    That's the question I'm asking. Is it possible for everyone to be happy when we live in a competitive world? I don't want Indonesia's (or any country's) progress to bring tears to others. Is this too naive?

  5. "Is it possible for everyone to be happy when we live in a competitive world?"

    it's a fallacy to think that countries "compete". that implies that one country's success comes to the detriment of other's -- which usually leads to protectionist trade policies, prolonging inefficient domestic industries...

    David Ricardo (perhaps the greatest economist of all time) came up with the idea of "comparative advantage" which shows that countries always benefit from trade -- even if one trade partner is more efficient at producing everything.

    economics has a very simple principle: allow ppl economic freedom and the economy will do very well (look at hong kong, perhaps the free trade capital of the world).

  6. Hi All

    I'm happy to find a forum for people interested in the Indonesian economy. In fact, I'm trying to start a little monthly coffee meeting for econ students in my University (NC State Uni). Anyone interested to join us is welcome.

    Anyway, NewsWeek is highlighting Vietnam because of Bush's visit to the APEC meeting. The timing is certainly media play, as well as the big highlight on how well the economy is growing.

    It's true that everyone has comparative advantage, but many countries overlap. The US hasn't completely divorced itself from things that Vietnam (and Indonesia) are better at, so maybe what's good in Vietnam's economy is still interesting to US readers. Unfortunately, in the sense of 'miserable seeing others happy'.

    That's what free competition is about, isn't it?

  7. i would say, happy.
    happy is always better, i guess.

  8. John,
    How can we have competition without winners and losers? And if one is more efficient in producing everything, how is trade possible? The other can't just buy-buy-buy, without having to sell anything, right? Unless it's endlessly rich...

    Happy to meet you as well. And thanks for the tips. There's a number of good quality blogs on Indonesian economy, by Indonesian economists. Some you can see in my links under "dev't, economics .."

    Hi Weakties,
    Happy that you're happy (i think) :)

  9. hi muli,

    this is off the topic. i'm visiting bangkok to do research about urban poor there, and i've been finding good links through your blog. i'm wondering if you have contacts there. can you please email me at thanks!

  10. wanna go to vietnam....learning from the people there...

  11. Instead of afraid of "losing" from Vietnam, Indonesia should study what other developing countries -- i.e., China, India, Brazil, and including Vietnam -- have done right to advance their economies.

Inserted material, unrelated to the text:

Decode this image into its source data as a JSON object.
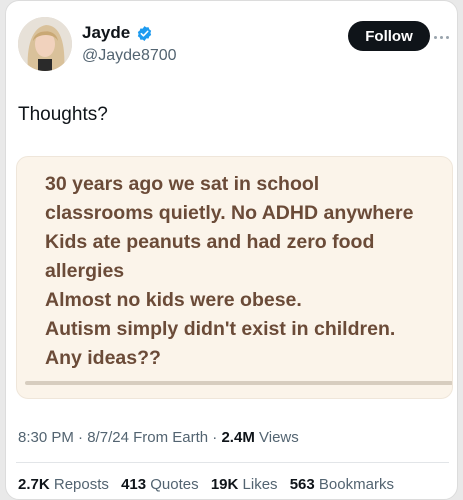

Yes, FDI fell sharply the past eleven months (see here). But, as mentioned in the article, we also identified the roots of the decline. Let's fix them.

    Indonesia also needs to stay the course in taking its medication ... no matter how bitter it is, and not toy with short-term distractions. To see what I'm talking about, see here.

  12. Hi Sugi,
    Thanks for your references. I wonder if Indonesia's falling rate of FDI is related the lousiness of doing business here (as opposed to other countries in South East Asia, as these numbers show?
    And all the crap about KPK loosening up its tie is ridiculous. The fact is that there's still a lot of corrupt people out there waiting to get a chance to steal. And since we decided to go on a mellow "reform" than "revolution" in 1998, then that's the consequence. Change is going to be slow, with the pendulum moving from one end to the other, until it finally slows down and find a middle ground somewhere. What we can do is expedite the process of finding this middle ground.